Zen spaces, Zen mindset
You could see it in every tourist’s eyes as they fanned their sweaty faces: I want out of the sun, now. In times like this, a Japanese concept is a useful balm. Mono no aware can perhaps best be summed up in the phrase “this too shall pass”, the notion that all things are beautiful, fleeting and temporary – even sweltering heat. In an interview with the South China Morning Post, Tokyo-based journalist Richard Lloyd Parry, who wrote a book about the 2011 Japanese tsunami, theorised that exposure to extreme weather has moulded Japan’s national character. Earthquakes, punishing seasons, typhoons – “all this has bred a deep strain of fatalism or acceptance [in the Japanese psyche]”.
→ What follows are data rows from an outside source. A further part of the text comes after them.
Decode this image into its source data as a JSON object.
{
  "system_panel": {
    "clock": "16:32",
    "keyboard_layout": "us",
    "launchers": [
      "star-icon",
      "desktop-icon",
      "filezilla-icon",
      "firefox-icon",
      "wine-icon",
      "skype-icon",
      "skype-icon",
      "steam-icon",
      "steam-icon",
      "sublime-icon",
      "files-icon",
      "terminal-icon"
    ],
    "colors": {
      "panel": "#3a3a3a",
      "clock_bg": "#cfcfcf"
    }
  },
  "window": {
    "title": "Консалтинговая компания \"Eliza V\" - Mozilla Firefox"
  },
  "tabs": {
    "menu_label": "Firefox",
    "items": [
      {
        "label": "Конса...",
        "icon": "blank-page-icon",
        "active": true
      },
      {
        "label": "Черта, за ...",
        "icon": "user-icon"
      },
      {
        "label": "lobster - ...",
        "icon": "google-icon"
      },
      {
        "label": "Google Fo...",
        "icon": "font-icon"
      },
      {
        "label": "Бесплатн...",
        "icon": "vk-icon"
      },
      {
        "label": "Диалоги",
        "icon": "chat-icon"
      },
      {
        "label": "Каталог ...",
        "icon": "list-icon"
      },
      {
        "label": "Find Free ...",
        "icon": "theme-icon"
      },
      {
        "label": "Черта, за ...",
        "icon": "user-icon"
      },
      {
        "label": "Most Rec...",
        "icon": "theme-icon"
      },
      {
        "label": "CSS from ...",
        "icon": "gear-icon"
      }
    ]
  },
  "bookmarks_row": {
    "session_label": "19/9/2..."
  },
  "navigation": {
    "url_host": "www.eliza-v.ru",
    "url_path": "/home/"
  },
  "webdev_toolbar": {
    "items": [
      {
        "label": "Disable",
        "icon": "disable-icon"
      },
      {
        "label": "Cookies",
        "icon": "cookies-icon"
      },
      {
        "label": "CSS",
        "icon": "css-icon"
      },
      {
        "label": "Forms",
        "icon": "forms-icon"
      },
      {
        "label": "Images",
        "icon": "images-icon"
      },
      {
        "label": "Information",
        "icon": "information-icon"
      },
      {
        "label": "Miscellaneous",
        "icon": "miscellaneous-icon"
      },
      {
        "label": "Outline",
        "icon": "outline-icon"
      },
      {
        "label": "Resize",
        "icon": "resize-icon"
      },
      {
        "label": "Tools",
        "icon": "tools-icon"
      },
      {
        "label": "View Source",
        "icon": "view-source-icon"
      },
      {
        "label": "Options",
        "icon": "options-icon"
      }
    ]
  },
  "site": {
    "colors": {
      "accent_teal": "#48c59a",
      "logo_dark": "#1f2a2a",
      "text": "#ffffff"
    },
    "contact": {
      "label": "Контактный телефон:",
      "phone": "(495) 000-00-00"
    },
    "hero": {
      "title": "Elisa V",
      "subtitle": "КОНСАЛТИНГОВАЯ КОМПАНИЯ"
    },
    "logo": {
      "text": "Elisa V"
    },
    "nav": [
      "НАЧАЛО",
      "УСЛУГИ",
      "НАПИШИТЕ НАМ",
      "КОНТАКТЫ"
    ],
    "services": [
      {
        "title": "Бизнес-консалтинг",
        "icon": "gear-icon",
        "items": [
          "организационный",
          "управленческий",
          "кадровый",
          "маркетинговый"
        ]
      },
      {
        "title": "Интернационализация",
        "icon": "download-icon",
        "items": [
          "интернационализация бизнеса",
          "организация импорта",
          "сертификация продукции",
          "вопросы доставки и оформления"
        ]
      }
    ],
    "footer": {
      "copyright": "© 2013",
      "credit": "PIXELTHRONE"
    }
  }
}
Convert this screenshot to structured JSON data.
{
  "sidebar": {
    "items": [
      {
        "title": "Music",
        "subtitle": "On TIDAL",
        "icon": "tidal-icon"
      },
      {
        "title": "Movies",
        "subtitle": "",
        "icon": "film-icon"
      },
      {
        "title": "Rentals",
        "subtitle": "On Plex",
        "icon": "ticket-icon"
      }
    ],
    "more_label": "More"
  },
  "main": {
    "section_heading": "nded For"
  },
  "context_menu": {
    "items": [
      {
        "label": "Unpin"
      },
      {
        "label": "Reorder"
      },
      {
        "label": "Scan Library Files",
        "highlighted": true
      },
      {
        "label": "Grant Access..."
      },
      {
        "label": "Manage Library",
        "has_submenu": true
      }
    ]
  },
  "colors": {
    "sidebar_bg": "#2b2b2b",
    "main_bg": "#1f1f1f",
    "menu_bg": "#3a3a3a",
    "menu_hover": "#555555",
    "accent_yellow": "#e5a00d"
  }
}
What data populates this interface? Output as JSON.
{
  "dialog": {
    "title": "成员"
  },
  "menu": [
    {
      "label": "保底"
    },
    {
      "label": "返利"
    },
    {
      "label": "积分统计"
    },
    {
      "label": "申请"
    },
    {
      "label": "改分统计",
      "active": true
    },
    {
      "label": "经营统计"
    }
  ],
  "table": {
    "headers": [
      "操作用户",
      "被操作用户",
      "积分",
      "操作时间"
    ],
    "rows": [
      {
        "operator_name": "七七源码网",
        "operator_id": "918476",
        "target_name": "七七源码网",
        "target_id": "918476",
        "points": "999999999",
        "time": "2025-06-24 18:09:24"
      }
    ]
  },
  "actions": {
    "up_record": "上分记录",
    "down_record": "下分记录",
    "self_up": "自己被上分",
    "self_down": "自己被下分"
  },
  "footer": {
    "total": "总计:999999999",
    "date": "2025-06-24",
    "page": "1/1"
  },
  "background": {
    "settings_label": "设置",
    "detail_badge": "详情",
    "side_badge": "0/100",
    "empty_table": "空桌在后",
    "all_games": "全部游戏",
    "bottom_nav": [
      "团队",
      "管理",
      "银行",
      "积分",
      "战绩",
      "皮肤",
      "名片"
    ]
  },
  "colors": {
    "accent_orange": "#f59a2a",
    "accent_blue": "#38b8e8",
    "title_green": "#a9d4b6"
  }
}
If achieving the ever-accepting state of mono no aware seems unachievable in high temperatures, be like a local and head to a real Zen space. In Kyoto, the Heian Jingu Shrine garden is a literal breath of fresh air. Shaded by maple and cherry trees and ribboned by a cool pond, the park feels like a door to a calmer dimension. Its centrepiece is the aptly named Bridge of Peace, whose dark, creaking eaves are filled with hundreds of furin glass chimes. Often dotted around temples as a symbol of protection against evil, the ringing notes of furin act as a gentle reminder of cool winds. Surrounded by these chimes, with fat koi swimming lazily in the water below, I can attest that their sound felt like respite.
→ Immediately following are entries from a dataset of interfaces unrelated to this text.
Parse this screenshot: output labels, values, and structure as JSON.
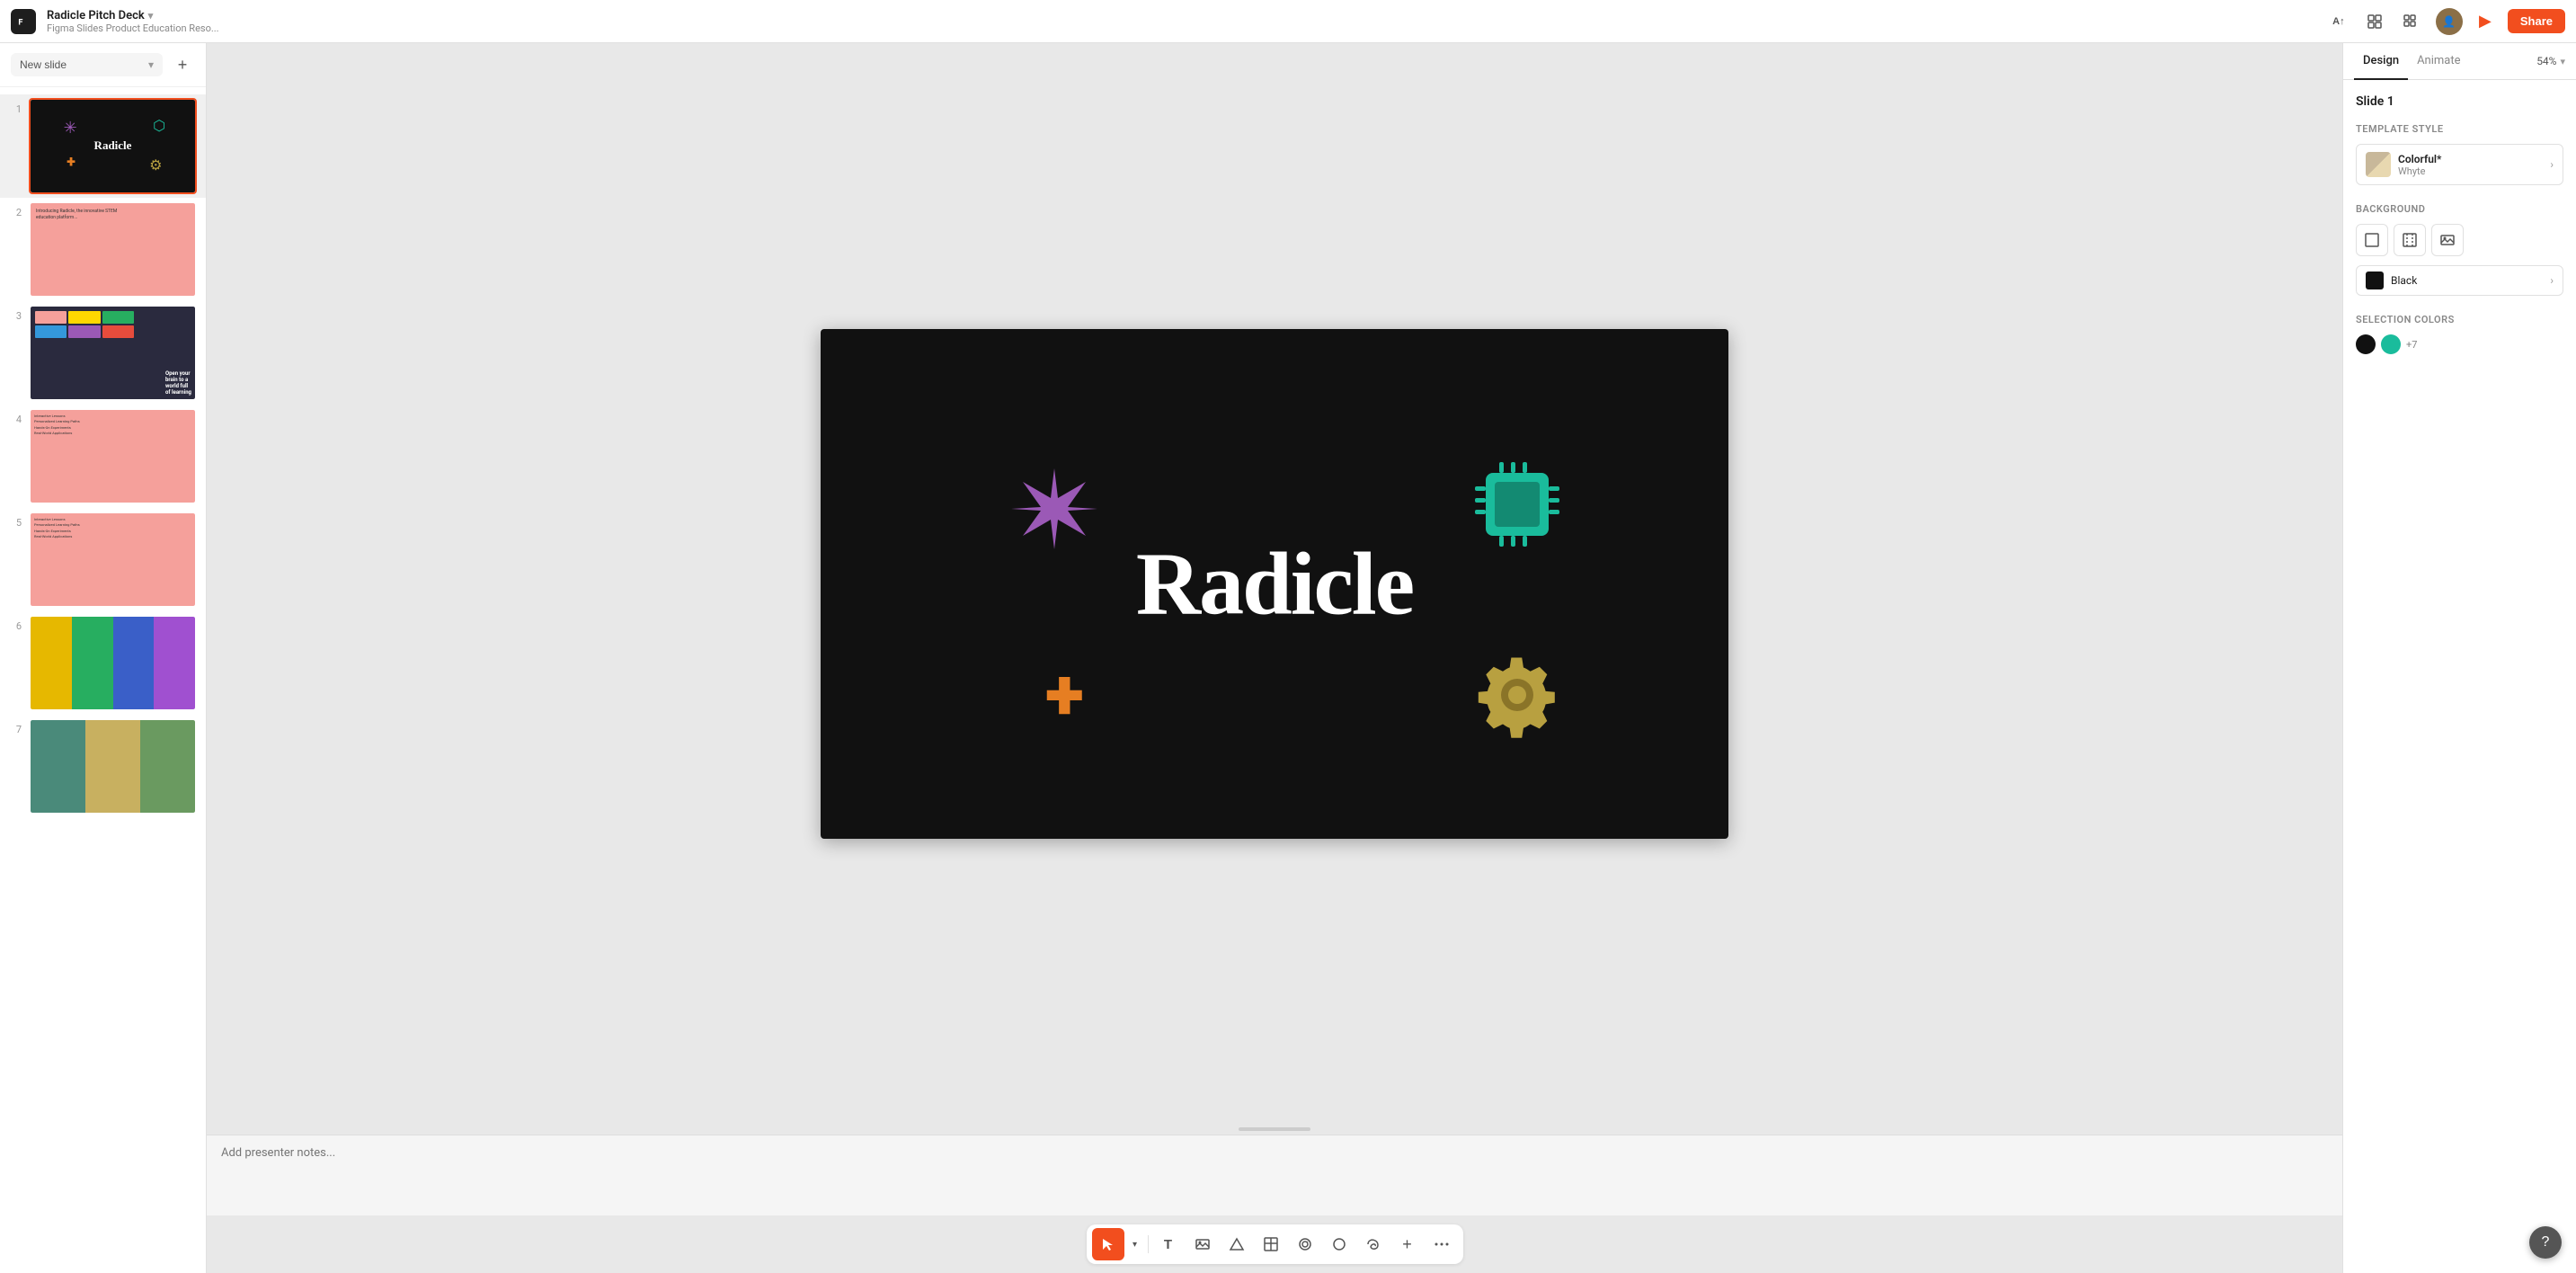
{
  "app": {
    "logo": "F",
    "filename": "Radicle Pitch Deck",
    "subtitle": "Figma Slides Product Education Reso...",
    "share_label": "Share",
    "play_icon": "▶"
  },
  "toolbar_top": {
    "ai_label": "A↑",
    "layout_icon": "⊞",
    "grid_icon": "⋮⋮"
  },
  "slides_panel": {
    "new_slide_label": "New slide",
    "new_slide_chevron": "▾",
    "add_icon": "+",
    "slides": [
      {
        "number": "1",
        "theme": "black",
        "active": true
      },
      {
        "number": "2",
        "theme": "pink",
        "active": false
      },
      {
        "number": "3",
        "theme": "dark",
        "active": false
      },
      {
        "number": "4",
        "theme": "pink",
        "active": false
      },
      {
        "number": "5",
        "theme": "pink",
        "active": false
      },
      {
        "number": "6",
        "theme": "multicolor",
        "active": false
      },
      {
        "number": "7",
        "theme": "teal",
        "active": false
      }
    ]
  },
  "canvas": {
    "title_text": "Radicle",
    "notes_placeholder": "Add presenter notes..."
  },
  "toolbar_bottom": {
    "pointer_icon": "↖",
    "text_icon": "T",
    "image_icon": "🖼",
    "shapes_icon": "⬡",
    "table_icon": "⊞",
    "pen_icon": "✏",
    "circle_icon": "○",
    "lasso_icon": "⌒",
    "plus_icon": "+",
    "dots_icon": "⋯"
  },
  "right_panel": {
    "tabs": [
      {
        "label": "Design",
        "active": true
      },
      {
        "label": "Animate",
        "active": false
      }
    ],
    "zoom_label": "54%",
    "zoom_chevron": "▾",
    "slide_title": "Slide 1",
    "template_section_title": "Template style",
    "template_name": "Colorful*",
    "template_sub": "Whyte",
    "template_chevron": "›",
    "background_section_title": "Background",
    "background_color": "Black",
    "background_chevron": "›",
    "selection_colors_title": "Selection colors",
    "selection_color_black": "#111111",
    "selection_color_green": "#1abc9c",
    "selection_colors_more": "+7"
  }
}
Fashion: Ultra-baggy and fan-powered
Whether in baking street markets or Shinto shrines, tourists cope by shedding layers. Singlets, crop tops and shorts became our way of recognising fellow visitors. Conversely, many locals were swathed in cloth. Yuri Cath, who was raised in Yokohama, explained that apart from allowing air to circulate around your limbs freely, loose clothes are a nod to the country’s conservative fashion mores. “It’s still frowned upon to wear revealing clothing in Japan,” Cath said, “so people get creative with cooler layering, while still looking stylish.”